Giulio Cocchi founded his wine and spirits business in the late 19th century in Florence, famously exporting Asti Spumante sparkling wine across the globe and establishing a flourishing number of cafe-bars.  Alongside his passion for the fizzy stuff, Cocchi produced some wonderfully aromatic fortified wines, including his Barolo Chinato, Vermouth di Torino and Cocchi Americano, the latter two purportedly having recipes dating back to around 1891. These vermouths became immensely popular as aperitif drinks, but later as key ingredients in cocktails and fortunately, after a lengthy absence, Cocchi vermouths are now back on the menus in some of the world's most prestigious bars... and fortunately for us, to take home too.

Cocchi Barolo Chinato has been relaunched, using a recipe that brings together some of the best wines from the Nebbiolo grape variety, alongside Chinese Calissaja bark, gentian, cardamom seeds and rhubarb root to create a very uniquely flavoured fortified wine indeed.  On its own as an aperitif or poured over ice, it gives off a hugely complex aroma of dark chocolate, bitter cinnamon bark and and citrus notes, alongside a bold, plummy and fruit laden palate. In fact, it's possibly the most essential Christmas flavour that you never knew you needed! Couple this with a bar of wonderfully rich chocolate covered Niederegger Marzipan (the finest available IMHO) and your in festive heaven.

Cocchi Barolo Chinato is available for £29.95 here

Being that we like a cocktail or two, we found time to 'Cocchify' three of our favourites:  The whisk(e)y based Manhattan and the gin-based Martinez and Vesper. Here, Cocchi's vermouths come into their own, the rich notes in the Vermouth di Torino coming from a recipe harking back to the its original introduction back in 1891, rereleased to coincide with the 120 birthday of the House of Cocchi.

In a Manhattan, using 50ml Pikesville rye whiskey as the base, 25ml Cocchi VdT and a dash of Bitter Truth's Jerry Thomas Bitters, the Cocchi highlights the more robust, peppery notes found in the rye and the smooth well-rounded fruitiness gives the drink a real sumptuousness.  In fact, it might just have pipped our previously favourite vermouth, Antica Formula, to the punch.

Our Martinez, used the rather intriguing creation of Master Of Malt's Cream Gin, made in conjunction with our great friend and colleague, Ryan Chetiyawardana, for a really authentic, late 19th Century feel.
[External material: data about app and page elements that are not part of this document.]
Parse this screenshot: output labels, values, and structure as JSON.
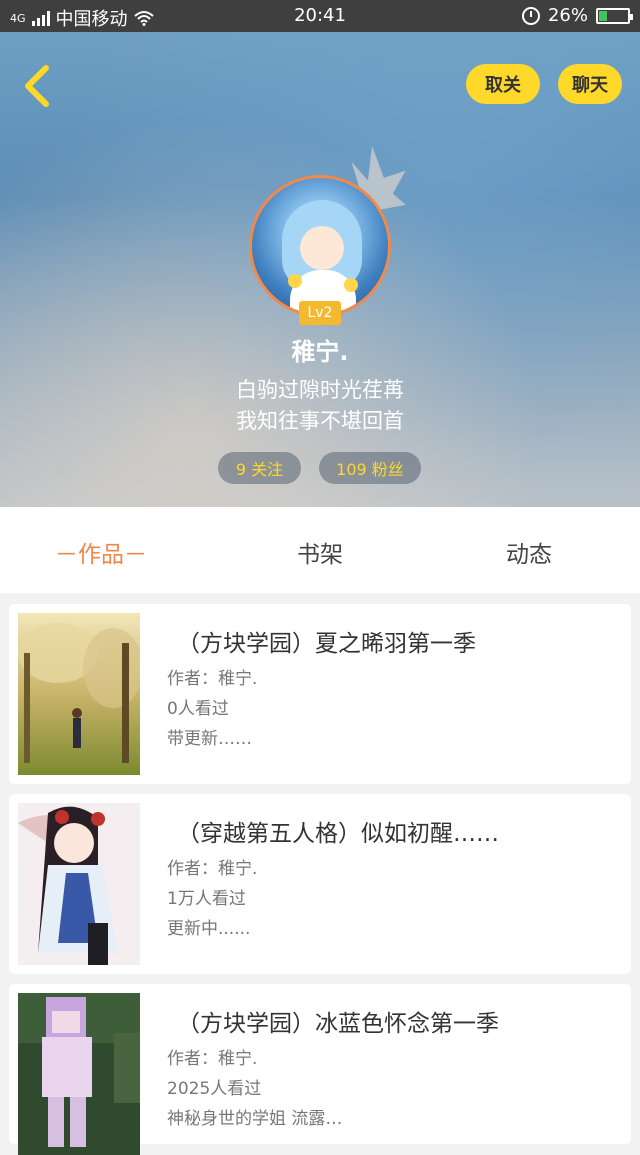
{
  "status_bar": {
    "network": "4G",
    "carrier": "中国移动",
    "time": "20:41",
    "battery": "26%",
    "battery_level": 0.26
  },
  "header": {
    "follow_button": "取关",
    "chat_button": "聊天",
    "level": "Lv2",
    "username": "稚宁.",
    "bio_line1": "白驹过隙时光荏苒",
    "bio_line2": "我知往事不堪回首",
    "following": "9 关注",
    "followers": "109 粉丝",
    "accent_color": "#ffd82a"
  },
  "tabs": [
    {
      "label": "－作品－",
      "active": true
    },
    {
      "label": "书架",
      "active": false
    },
    {
      "label": "动态",
      "active": false
    }
  ],
  "works": [
    {
      "title": "（方块学园）夏之晞羽第一季",
      "author": "作者：稚宁.",
      "views": "0人看过",
      "status": "带更新……"
    },
    {
      "title": "（穿越第五人格）似如初醒……",
      "author": "作者：稚宁.",
      "views": "1万人看过",
      "status": "更新中......"
    },
    {
      "title": "（方块学园）冰蓝色怀念第一季",
      "author": "作者：稚宁.",
      "views": "2025人看过",
      "status": "神秘身世的学姐 流露…"
    }
  ]
}
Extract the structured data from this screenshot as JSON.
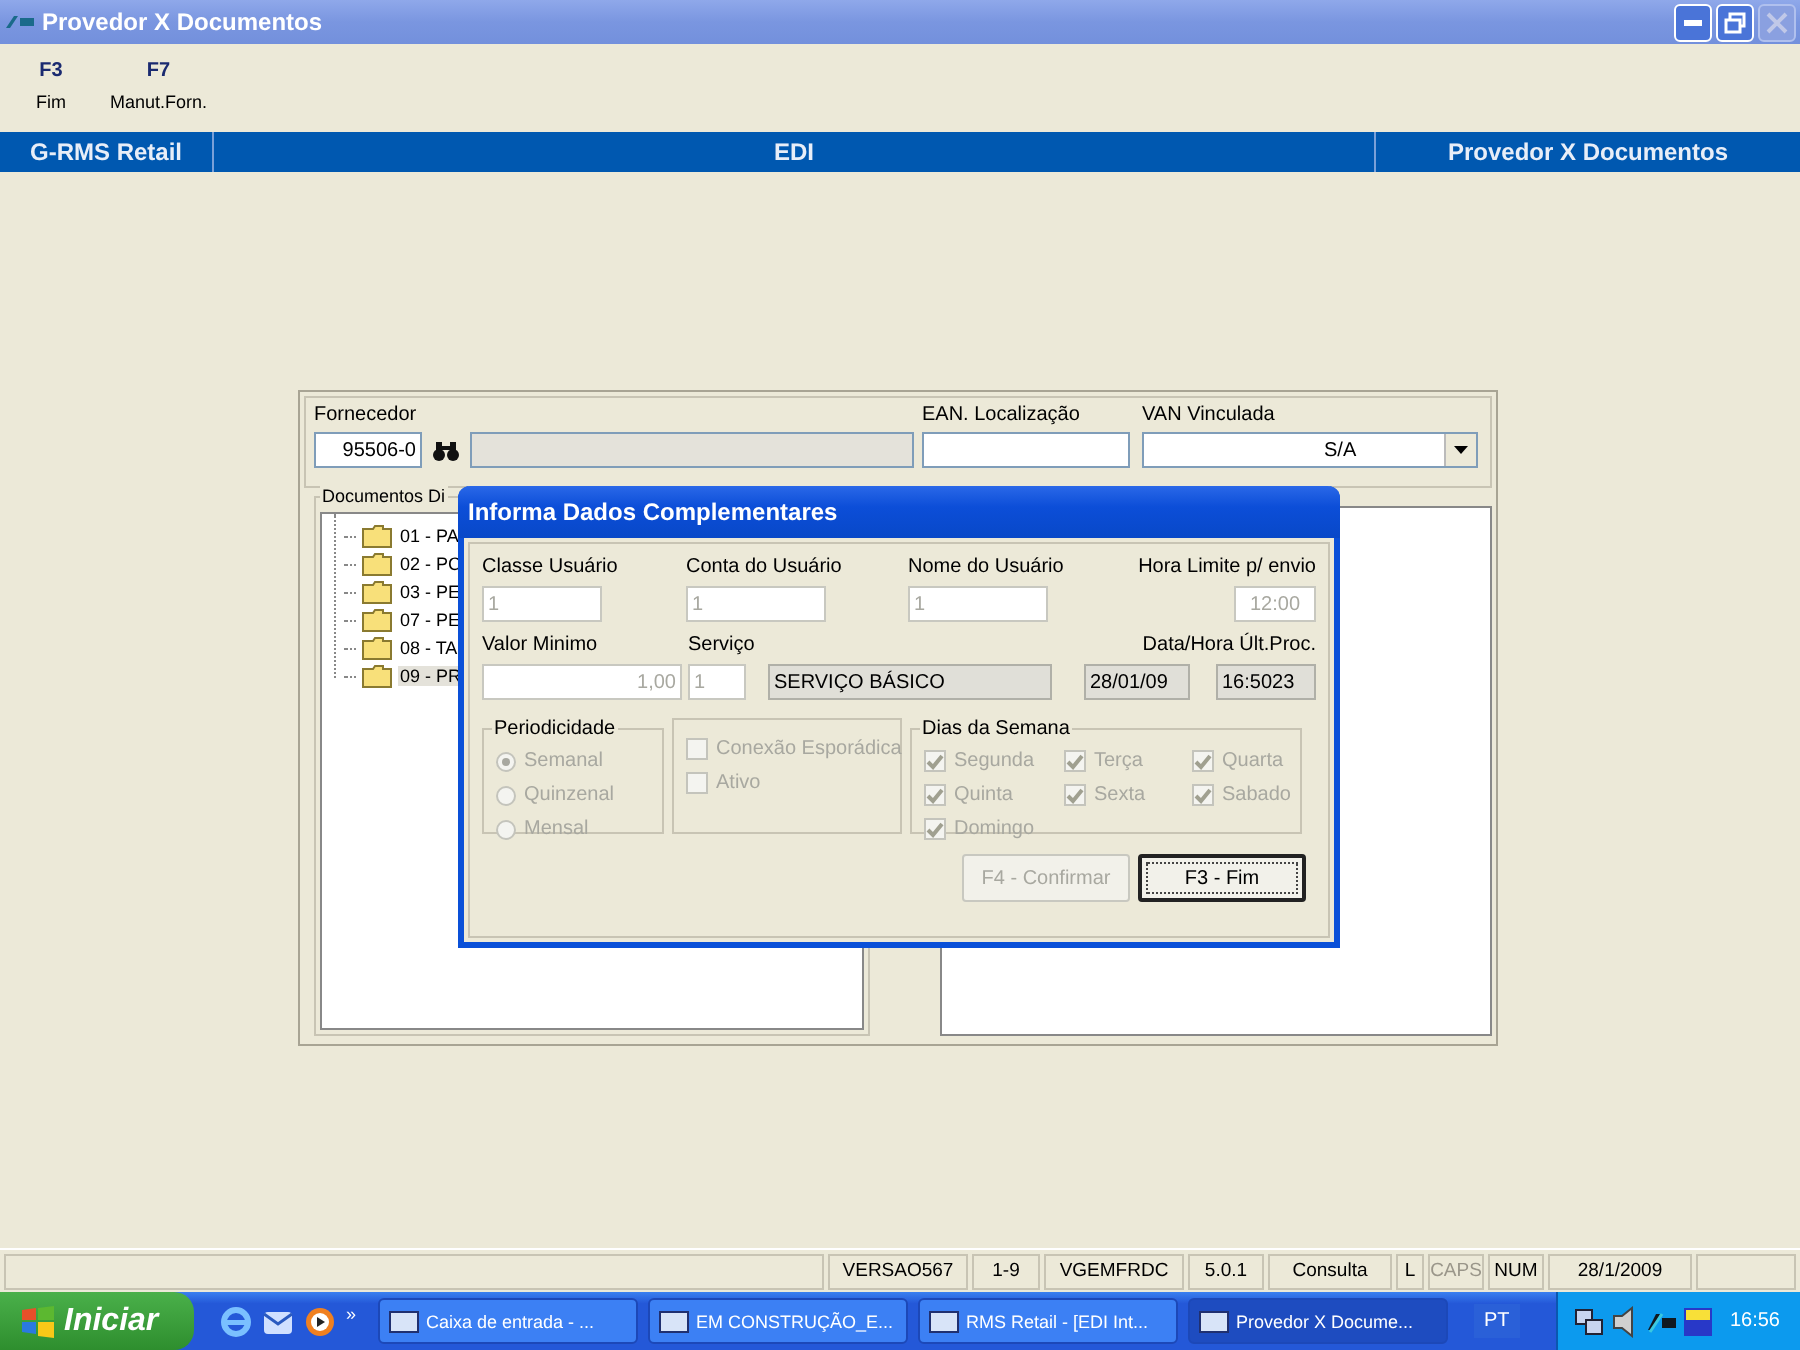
{
  "window": {
    "title": "Provedor X Documentos"
  },
  "toolbar": [
    {
      "key": "F3",
      "label": "Fim"
    },
    {
      "key": "F7",
      "label": "Manut.Forn."
    }
  ],
  "header": [
    "G-RMS Retail",
    "EDI",
    "Provedor X Documentos"
  ],
  "form": {
    "fornecedor_label": "Fornecedor",
    "fornecedor_code": "95506-0",
    "ean_label": "EAN. Localização",
    "van_label": "VAN Vinculada",
    "van_value": "S/A",
    "documentos_label": "Documentos Di",
    "tree": [
      {
        "label": "01 - PA",
        "selected": false
      },
      {
        "label": "02 - PC",
        "selected": false
      },
      {
        "label": "03 - PE",
        "selected": false
      },
      {
        "label": "07 - PE",
        "selected": false
      },
      {
        "label": "08 - TA",
        "selected": false
      },
      {
        "label": "09 - PR",
        "selected": true
      }
    ]
  },
  "dialog": {
    "title": "Informa Dados Complementares",
    "classe_usuario": {
      "label": "Classe Usuário",
      "value": "1"
    },
    "conta_usuario": {
      "label": "Conta do Usuário",
      "value": "1"
    },
    "nome_usuario": {
      "label": "Nome do Usuário",
      "value": "1"
    },
    "hora_limite": {
      "label": "Hora Limite p/ envio",
      "value": "12:00"
    },
    "valor_minimo": {
      "label": "Valor Minimo",
      "value": "1,00"
    },
    "servico": {
      "label": "Serviço",
      "code": "1",
      "description": "SERVIÇO BÁSICO"
    },
    "data_hora": {
      "label": "Data/Hora Últ.Proc.",
      "date": "28/01/09",
      "time": "16:5023"
    },
    "periodicidade": {
      "title": "Periodicidade",
      "options": [
        {
          "label": "Semanal",
          "selected": true
        },
        {
          "label": "Quinzenal",
          "selected": false
        },
        {
          "label": "Mensal",
          "selected": false
        }
      ]
    },
    "flags": [
      {
        "label": "Conexão Esporádica",
        "checked": false
      },
      {
        "label": "Ativo",
        "checked": false
      }
    ],
    "dias": {
      "title": "Dias da Semana",
      "days": [
        {
          "label": "Segunda",
          "checked": true
        },
        {
          "label": "Terça",
          "checked": true
        },
        {
          "label": "Quarta",
          "checked": true
        },
        {
          "label": "Quinta",
          "checked": true
        },
        {
          "label": "Sexta",
          "checked": true
        },
        {
          "label": "Sabado",
          "checked": true
        },
        {
          "label": "Domingo",
          "checked": true
        }
      ]
    },
    "buttons": [
      {
        "label": "F4 - Confirmar",
        "disabled": true
      },
      {
        "label": "F3 - Fim",
        "disabled": false
      }
    ]
  },
  "status_bar": [
    {
      "text": "VERSAO567",
      "disabled": false
    },
    {
      "text": "1-9",
      "disabled": false
    },
    {
      "text": "VGEMFRDC",
      "disabled": false
    },
    {
      "text": "5.0.1",
      "disabled": false
    },
    {
      "text": "Consulta",
      "disabled": false
    },
    {
      "text": "L",
      "disabled": false
    },
    {
      "text": "CAPS",
      "disabled": true
    },
    {
      "text": "NUM",
      "disabled": false
    },
    {
      "text": "28/1/2009",
      "disabled": false
    }
  ],
  "taskbar": {
    "start": "Iniciar",
    "more": "»",
    "tasks": [
      {
        "label": "Caixa de entrada - ...",
        "selected": false
      },
      {
        "label": "EM CONSTRUÇÃO_E...",
        "selected": false
      },
      {
        "label": "RMS Retail - [EDI Int...",
        "selected": false
      },
      {
        "label": "Provedor X Docume...",
        "selected": true
      }
    ],
    "language": "PT",
    "clock": "16:56"
  }
}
Using 60ml of Cocchi Vermouth di Torino, 30ml of Cream Gin, a bar spoon of Maraschino liqueur and 2 dashes of Bokers bitters.

Oh my...  The aromatic botanical notes in the gin really start to come alive with the bitterness of the vermouth, but the cocktail has a rich sweetness too, dark chocolate, cinnamon and anise all jumping out.  As Martinez cocktails go, this one is our favourite recipes by a long way.
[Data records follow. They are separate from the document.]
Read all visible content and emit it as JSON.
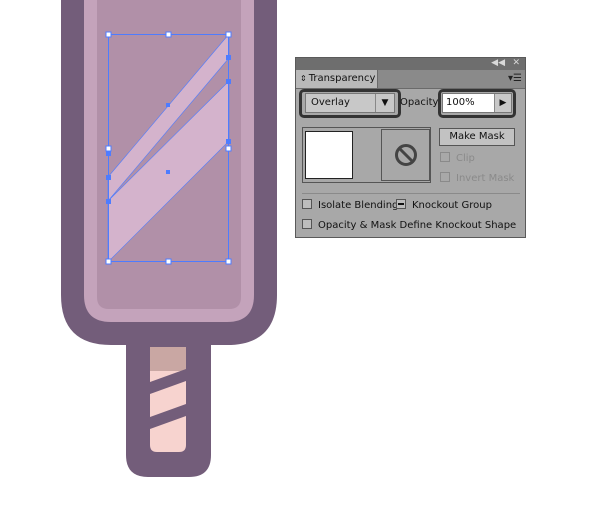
{
  "colors": {
    "popsicle_outline": "#735d7a",
    "popsicle_rim": "#c4a3bb",
    "popsicle_body": "#b190a8",
    "stripe_fill": "#d4b3cc",
    "stick_top": "#c9a7a3",
    "stick_body": "#f7d3cf",
    "selection_blue": "#4e7cff",
    "panel_bg": "#a8a8a8"
  },
  "panel": {
    "tab_label": "Transparency",
    "collapse_icon": "double-chevron-left-icon",
    "close_icon": "close-icon",
    "menu_icon": "panel-menu-icon",
    "blend_mode": "Overlay",
    "opacity_label": "Opacity:",
    "opacity_value": "100%",
    "make_mask_label": "Make Mask",
    "clip_label": "Clip",
    "invert_mask_label": "Invert Mask",
    "isolate_blending_label": "Isolate Blending",
    "knockout_group_label": "Knockout Group",
    "opacity_mask_label": "Opacity & Mask Define Knockout Shape",
    "isolate_blending_checked": false,
    "knockout_group_state": "mixed",
    "opacity_mask_checked": false,
    "clip_enabled": false,
    "invert_mask_enabled": false
  }
}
Cocchi Vermouth di Torino is available for £17.75 here

Our final cocktail uses Cocchi's Americano Aperitivo.  It has a very citrus'y feel, with grapefruit juice, orange zests and an intense bitterness (from the cinchona bark, which is where quinine comes from)

With a Vesper, to be frank, you know you're drinking a  f**king powerful cocktail: the classic recipe, as created by the master of espionage himself, Ian Fleming, calls for three measures of Gordon's gin, one of vodka, half a measure of Kina Lillet (a sweet, aromatic, gold-coloured vermouth) and a lemon peel as a garnish.  Here, we decided to plump for the superlative experience of Berry's No.3 gin,  Ketel One vodka and a, shall we say, gentleman's pour of the Cocchi Americano in place of the Lillet.
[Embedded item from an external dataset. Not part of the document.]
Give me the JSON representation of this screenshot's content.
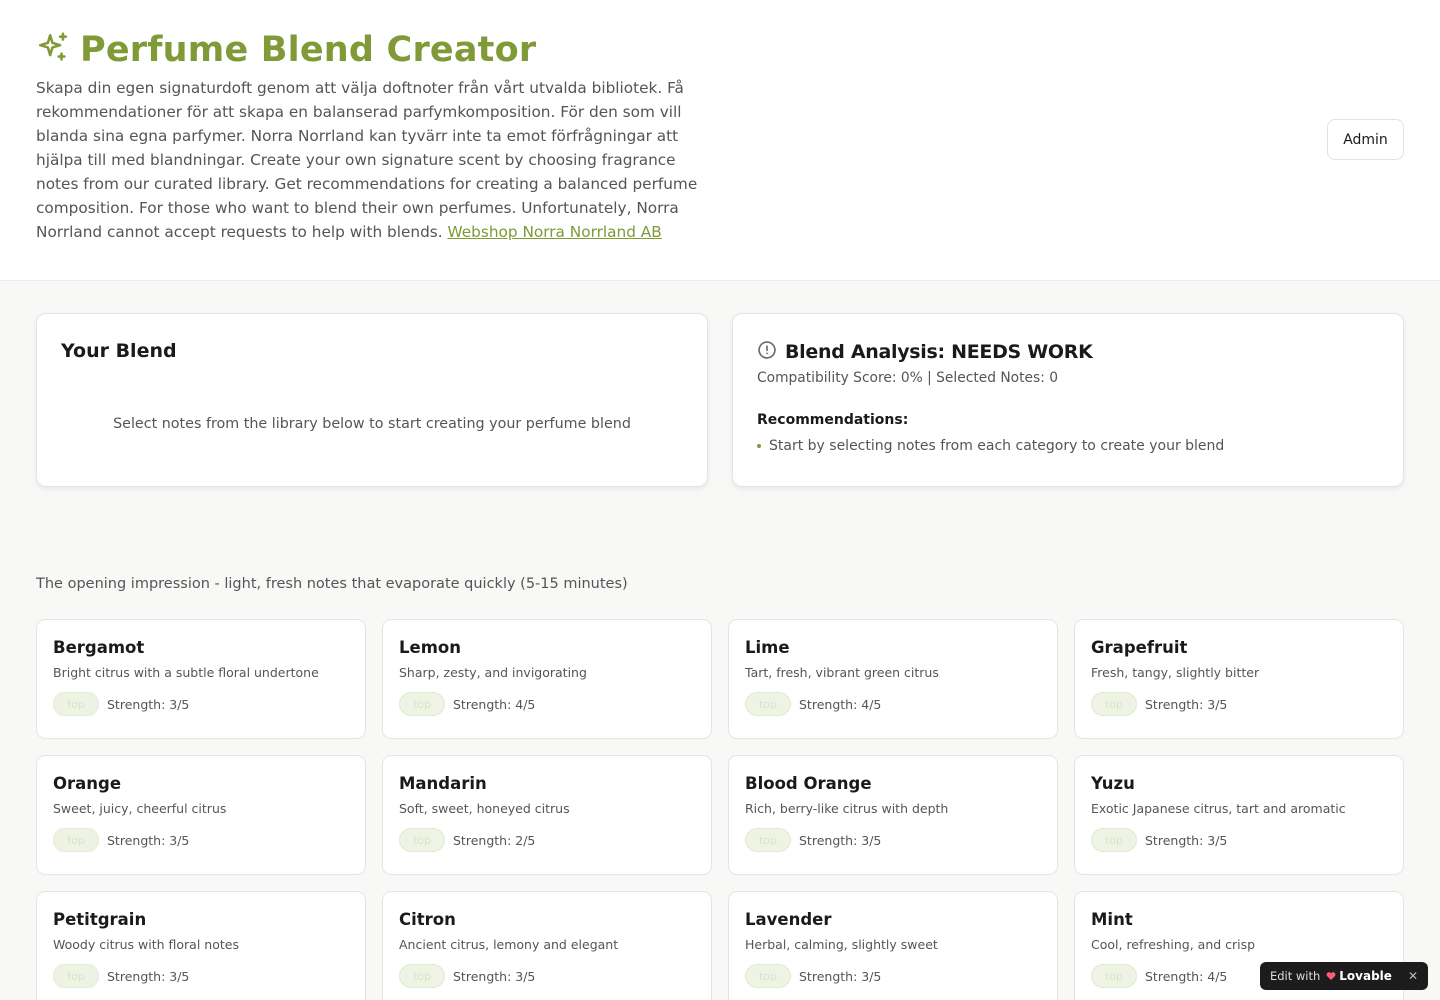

The result is a fabulously clean, sophisticated drink, with a wonderful citrus balance and dry/aromatic botanical hit, which lingers for ages on the palate. An outstanding drink in every stretch of the imagination.

Cocchi Americano Aperitivo is available for £15.75 here